• **WHAT THE EXERCISE ASKS**: Write out the data exactly, keeping every line.

• **MATERIAL PROVIDED**:
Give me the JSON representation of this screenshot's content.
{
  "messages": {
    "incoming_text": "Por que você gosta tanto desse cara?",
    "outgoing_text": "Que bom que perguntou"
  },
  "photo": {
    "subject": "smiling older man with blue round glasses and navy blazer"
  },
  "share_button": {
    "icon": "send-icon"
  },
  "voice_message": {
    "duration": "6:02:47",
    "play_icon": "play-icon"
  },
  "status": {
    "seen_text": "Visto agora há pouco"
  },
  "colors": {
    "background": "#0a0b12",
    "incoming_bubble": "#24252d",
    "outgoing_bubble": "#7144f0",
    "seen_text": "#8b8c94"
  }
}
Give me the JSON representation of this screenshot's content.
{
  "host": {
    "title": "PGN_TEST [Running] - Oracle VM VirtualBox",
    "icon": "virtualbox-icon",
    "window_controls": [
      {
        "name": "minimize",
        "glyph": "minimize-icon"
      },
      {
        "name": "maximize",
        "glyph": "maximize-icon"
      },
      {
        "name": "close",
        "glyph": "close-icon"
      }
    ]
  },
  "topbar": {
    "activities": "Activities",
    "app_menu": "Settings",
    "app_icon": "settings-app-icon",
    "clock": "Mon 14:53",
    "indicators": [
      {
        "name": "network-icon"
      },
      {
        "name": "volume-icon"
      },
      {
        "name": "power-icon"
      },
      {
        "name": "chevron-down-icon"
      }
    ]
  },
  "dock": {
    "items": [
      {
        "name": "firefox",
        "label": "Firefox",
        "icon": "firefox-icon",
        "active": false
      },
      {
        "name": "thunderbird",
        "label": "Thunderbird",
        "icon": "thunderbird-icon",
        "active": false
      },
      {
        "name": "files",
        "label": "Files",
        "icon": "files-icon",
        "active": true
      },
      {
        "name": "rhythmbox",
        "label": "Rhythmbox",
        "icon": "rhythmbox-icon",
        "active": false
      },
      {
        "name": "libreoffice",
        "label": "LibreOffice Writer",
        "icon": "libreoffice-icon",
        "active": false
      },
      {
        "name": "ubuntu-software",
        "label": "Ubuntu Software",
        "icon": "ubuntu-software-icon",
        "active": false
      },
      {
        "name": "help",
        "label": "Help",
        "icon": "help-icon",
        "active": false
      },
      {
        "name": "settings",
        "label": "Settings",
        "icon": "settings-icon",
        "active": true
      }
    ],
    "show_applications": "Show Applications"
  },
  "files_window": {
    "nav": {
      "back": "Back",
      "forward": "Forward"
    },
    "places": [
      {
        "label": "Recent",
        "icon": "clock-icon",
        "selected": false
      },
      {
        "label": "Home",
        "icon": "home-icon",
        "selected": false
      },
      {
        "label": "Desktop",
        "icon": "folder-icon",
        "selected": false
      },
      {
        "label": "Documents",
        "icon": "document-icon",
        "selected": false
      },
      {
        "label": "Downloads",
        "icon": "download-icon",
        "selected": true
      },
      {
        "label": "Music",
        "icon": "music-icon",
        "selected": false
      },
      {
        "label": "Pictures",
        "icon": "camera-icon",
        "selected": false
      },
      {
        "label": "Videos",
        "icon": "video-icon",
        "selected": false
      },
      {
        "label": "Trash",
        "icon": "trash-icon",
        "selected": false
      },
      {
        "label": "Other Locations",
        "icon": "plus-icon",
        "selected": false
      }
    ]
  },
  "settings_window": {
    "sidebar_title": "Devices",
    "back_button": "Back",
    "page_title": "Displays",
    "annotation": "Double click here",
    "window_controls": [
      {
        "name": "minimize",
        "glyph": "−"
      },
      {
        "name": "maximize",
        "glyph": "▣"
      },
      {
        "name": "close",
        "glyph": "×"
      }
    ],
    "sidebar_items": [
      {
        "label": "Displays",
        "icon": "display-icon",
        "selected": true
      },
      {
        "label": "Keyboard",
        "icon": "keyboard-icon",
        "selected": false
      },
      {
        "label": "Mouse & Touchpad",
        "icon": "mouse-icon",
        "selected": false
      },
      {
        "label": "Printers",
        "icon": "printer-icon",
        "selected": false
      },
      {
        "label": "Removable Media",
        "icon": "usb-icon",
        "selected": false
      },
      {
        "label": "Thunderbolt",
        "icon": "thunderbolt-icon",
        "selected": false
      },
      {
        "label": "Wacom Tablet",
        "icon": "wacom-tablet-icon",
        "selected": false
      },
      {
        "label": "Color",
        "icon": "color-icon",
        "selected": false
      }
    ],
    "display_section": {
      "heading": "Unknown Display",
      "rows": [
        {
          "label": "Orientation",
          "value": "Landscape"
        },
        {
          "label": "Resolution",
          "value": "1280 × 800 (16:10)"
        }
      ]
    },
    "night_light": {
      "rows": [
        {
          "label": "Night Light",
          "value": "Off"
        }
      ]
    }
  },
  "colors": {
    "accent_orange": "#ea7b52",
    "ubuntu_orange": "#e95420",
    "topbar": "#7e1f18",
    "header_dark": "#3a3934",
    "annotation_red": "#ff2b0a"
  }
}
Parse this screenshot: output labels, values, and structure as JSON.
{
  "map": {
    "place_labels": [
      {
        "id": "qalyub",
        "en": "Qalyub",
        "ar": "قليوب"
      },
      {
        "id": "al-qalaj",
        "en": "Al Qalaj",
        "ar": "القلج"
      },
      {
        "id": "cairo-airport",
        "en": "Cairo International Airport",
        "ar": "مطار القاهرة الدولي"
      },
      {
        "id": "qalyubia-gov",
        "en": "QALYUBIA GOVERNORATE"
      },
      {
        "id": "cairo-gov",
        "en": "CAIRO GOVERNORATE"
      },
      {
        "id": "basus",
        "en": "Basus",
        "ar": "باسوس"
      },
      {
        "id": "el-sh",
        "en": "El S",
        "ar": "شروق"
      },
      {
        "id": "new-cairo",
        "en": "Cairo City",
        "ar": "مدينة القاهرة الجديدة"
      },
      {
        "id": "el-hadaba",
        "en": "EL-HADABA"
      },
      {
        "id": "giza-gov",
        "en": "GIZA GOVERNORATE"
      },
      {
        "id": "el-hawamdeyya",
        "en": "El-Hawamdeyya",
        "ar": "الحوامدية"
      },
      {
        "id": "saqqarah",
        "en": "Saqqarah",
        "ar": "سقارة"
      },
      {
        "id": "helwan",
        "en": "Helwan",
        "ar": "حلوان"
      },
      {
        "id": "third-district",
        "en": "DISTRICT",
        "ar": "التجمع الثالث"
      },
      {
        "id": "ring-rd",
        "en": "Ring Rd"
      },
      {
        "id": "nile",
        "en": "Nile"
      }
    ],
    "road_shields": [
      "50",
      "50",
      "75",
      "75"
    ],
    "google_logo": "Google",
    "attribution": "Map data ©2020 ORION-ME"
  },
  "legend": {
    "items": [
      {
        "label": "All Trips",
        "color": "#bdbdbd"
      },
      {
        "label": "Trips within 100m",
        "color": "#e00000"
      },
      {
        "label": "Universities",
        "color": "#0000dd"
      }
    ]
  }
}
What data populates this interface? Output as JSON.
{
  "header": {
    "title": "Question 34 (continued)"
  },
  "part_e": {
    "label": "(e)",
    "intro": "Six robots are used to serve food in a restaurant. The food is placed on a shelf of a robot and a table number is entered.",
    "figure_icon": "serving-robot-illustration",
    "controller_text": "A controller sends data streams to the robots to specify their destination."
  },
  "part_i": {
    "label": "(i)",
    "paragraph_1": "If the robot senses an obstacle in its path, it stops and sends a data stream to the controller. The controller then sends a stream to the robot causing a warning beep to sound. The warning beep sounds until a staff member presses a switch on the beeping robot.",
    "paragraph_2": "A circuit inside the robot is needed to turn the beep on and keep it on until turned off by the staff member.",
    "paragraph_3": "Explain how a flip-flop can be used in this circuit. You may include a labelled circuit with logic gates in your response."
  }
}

• **ANSWER SPACE**:
Give me the JSON representation of this screenshot's content.
{
  "messages": {
    "incoming_text": "Por que você gosta tanto desse cara?",
    "outgoing_text": "Que bom que perguntou"
  },
  "photo": {
    "subject": "smiling older man with blue round glasses and navy blazer"
  },
  "share_button": {
    "icon": "send-icon"
  },
  "voice_message": {
    "duration": "6:02:47",
    "play_icon": "play-icon"
  },
  "status": {
    "seen_text": "Visto agora há pouco"
  },
  "colors": {
    "background": "#0a0b12",
    "incoming_bubble": "#24252d",
    "outgoing_bubble": "#7144f0",
    "seen_text": "#8b8c94"
  }
}
Give me the JSON representation of this screenshot's content.
{
  "host": {
    "title": "PGN_TEST [Running] - Oracle VM VirtualBox",
    "icon": "virtualbox-icon",
    "window_controls": [
      {
        "name": "minimize",
        "glyph": "minimize-icon"
      },
      {
        "name": "maximize",
        "glyph": "maximize-icon"
      },
      {
        "name": "close",
        "glyph": "close-icon"
      }
    ]
  },
  "topbar": {
    "activities": "Activities",
    "app_menu": "Settings",
    "app_icon": "settings-app-icon",
    "clock": "Mon 14:53",
    "indicators": [
      {
        "name": "network-icon"
      },
      {
        "name": "volume-icon"
      },
      {
        "name": "power-icon"
      },
      {
        "name": "chevron-down-icon"
      }
    ]
  },
  "dock": {
    "items": [
      {
        "name": "firefox",
        "label": "Firefox",
        "icon": "firefox-icon",
        "active": false
      },
      {
        "name": "thunderbird",
        "label": "Thunderbird",
        "icon": "thunderbird-icon",
        "active": false
      },
      {
        "name": "files",
        "label": "Files",
        "icon": "files-icon",
        "active": true
      },
      {
        "name": "rhythmbox",
        "label": "Rhythmbox",
        "icon": "rhythmbox-icon",
        "active": false
      },
      {
        "name": "libreoffice",
        "label": "LibreOffice Writer",
        "icon": "libreoffice-icon",
        "active": false
      },
      {
        "name": "ubuntu-software",
        "label": "Ubuntu Software",
        "icon": "ubuntu-software-icon",
        "active": false
      },
      {
        "name": "help",
        "label": "Help",
        "icon": "help-icon",
        "active": false
      },
      {
        "name": "settings",
        "label": "Settings",
        "icon": "settings-icon",
        "active": true
      }
    ],
    "show_applications": "Show Applications"
  },
  "files_window": {
    "nav": {
      "back": "Back",
      "forward": "Forward"
    },
    "places": [
      {
        "label": "Recent",
        "icon": "clock-icon",
        "selected": false
      },
      {
        "label": "Home",
        "icon": "home-icon",
        "selected": false
      },
      {
        "label": "Desktop",
        "icon": "folder-icon",
        "selected": false
      },
      {
        "label": "Documents",
        "icon": "document-icon",
        "selected": false
      },
      {
        "label": "Downloads",
        "icon": "download-icon",
        "selected": true
      },
      {
        "label": "Music",
        "icon": "music-icon",
        "selected": false
      },
      {
        "label": "Pictures",
        "icon": "camera-icon",
        "selected": false
      },
      {
        "label": "Videos",
        "icon": "video-icon",
        "selected": false
      },
      {
        "label": "Trash",
        "icon": "trash-icon",
        "selected": false
      },
      {
        "label": "Other Locations",
        "icon": "plus-icon",
        "selected": false
      }
    ]
  },
  "settings_window": {
    "sidebar_title": "Devices",
    "back_button": "Back",
    "page_title": "Displays",
    "annotation": "Double click here",
    "window_controls": [
      {
        "name": "minimize",
        "glyph": "−"
      },
      {
        "name": "maximize",
        "glyph": "▣"
      },
      {
        "name": "close",
        "glyph": "×"
      }
    ],
    "sidebar_items": [
      {
        "label": "Displays",
        "icon": "display-icon",
        "selected": true
      },
      {
        "label": "Keyboard",
        "icon": "keyboard-icon",
        "selected": false
      },
      {
        "label": "Mouse & Touchpad",
        "icon": "mouse-icon",
        "selected": false
      },
      {
        "label": "Printers",
        "icon": "printer-icon",
        "selected": false
      },
      {
        "label": "Removable Media",
        "icon": "usb-icon",
        "selected": false
      },
      {
        "label": "Thunderbolt",
        "icon": "thunderbolt-icon",
        "selected": false
      },
      {
        "label": "Wacom Tablet",
        "icon": "wacom-tablet-icon",
        "selected": false
      },
      {
        "label": "Color",
        "icon": "color-icon",
        "selected": false
      }
    ],
    "display_section": {
      "heading": "Unknown Display",
      "rows": [
        {
          "label": "Orientation",
          "value": "Landscape"
        },
        {
          "label": "Resolution",
          "value": "1280 × 800 (16:10)"
        }
      ]
    },
    "night_light": {
      "rows": [
        {
          "label": "Night Light",
          "value": "Off"
        }
      ]
    }
  },
  "colors": {
    "accent_orange": "#ea7b52",
    "ubuntu_orange": "#e95420",
    "topbar": "#7e1f18",
    "header_dark": "#3a3934",
    "annotation_red": "#ff2b0a"
  }
}
Parse this screenshot: output labels, values, and structure as JSON.
{
  "map": {
    "place_labels": [
      {
        "id": "qalyub",
        "en": "Qalyub",
        "ar": "قليوب"
      },
      {
        "id": "al-qalaj",
        "en": "Al Qalaj",
        "ar": "القلج"
      },
      {
        "id": "cairo-airport",
        "en": "Cairo International Airport",
        "ar": "مطار القاهرة الدولي"
      },
      {
        "id": "qalyubia-gov",
        "en": "QALYUBIA GOVERNORATE"
      },
      {
        "id": "cairo-gov",
        "en": "CAIRO GOVERNORATE"
      },
      {
        "id": "basus",
        "en": "Basus",
        "ar": "باسوس"
      },
      {
        "id": "el-sh",
        "en": "El S",
        "ar": "شروق"
      },
      {
        "id": "new-cairo",
        "en": "Cairo City",
        "ar": "مدينة القاهرة الجديدة"
      },
      {
        "id": "el-hadaba",
        "en": "EL-HADABA"
      },
      {
        "id": "giza-gov",
        "en": "GIZA GOVERNORATE"
      },
      {
        "id": "el-hawamdeyya",
        "en": "El-Hawamdeyya",
        "ar": "الحوامدية"
      },
      {
        "id": "saqqarah",
        "en": "Saqqarah",
        "ar": "سقارة"
      },
      {
        "id": "helwan",
        "en": "Helwan",
        "ar": "حلوان"
      },
      {
        "id": "third-district",
        "en": "DISTRICT",
        "ar": "التجمع الثالث"
      },
      {
        "id": "ring-rd",
        "en": "Ring Rd"
      },
      {
        "id": "nile",
        "en": "Nile"
      }
    ],
    "road_shields": [
      "50",
      "50",
      "75",
      "75"
    ],
    "google_logo": "Google",
    "attribution": "Map data ©2020 ORION-ME"
  },
  "legend": {
    "items": [
      {
        "label": "All Trips",
        "color": "#bdbdbd"
      },
      {
        "label": "Trips within 100m",
        "color": "#e00000"
      },
      {
        "label": "Universities",
        "color": "#0000dd"
      }
    ]
  }
}
What data populates this interface? Output as JSON.
{
  "header": {
    "title": "Question 34 (continued)"
  },
  "part_e": {
    "label": "(e)",
    "intro": "Six robots are used to serve food in a restaurant. The food is placed on a shelf of a robot and a table number is entered.",
    "figure_icon": "serving-robot-illustration",
    "controller_text": "A controller sends data streams to the robots to specify their destination."
  },
  "part_i": {
    "label": "(i)",
    "paragraph_1": "If the robot senses an obstacle in its path, it stops and sends a data stream to the controller. The controller then sends a stream to the robot causing a warning beep to sound. The warning beep sounds until a staff member presses a switch on the beeping robot.",
    "paragraph_2": "A circuit inside the robot is needed to turn the beep on and keep it on until turned off by the staff member.",
    "paragraph_3": "Explain how a flip-flop can be used in this circuit. You may include a labelled circuit with logic gates in your response."
  }
}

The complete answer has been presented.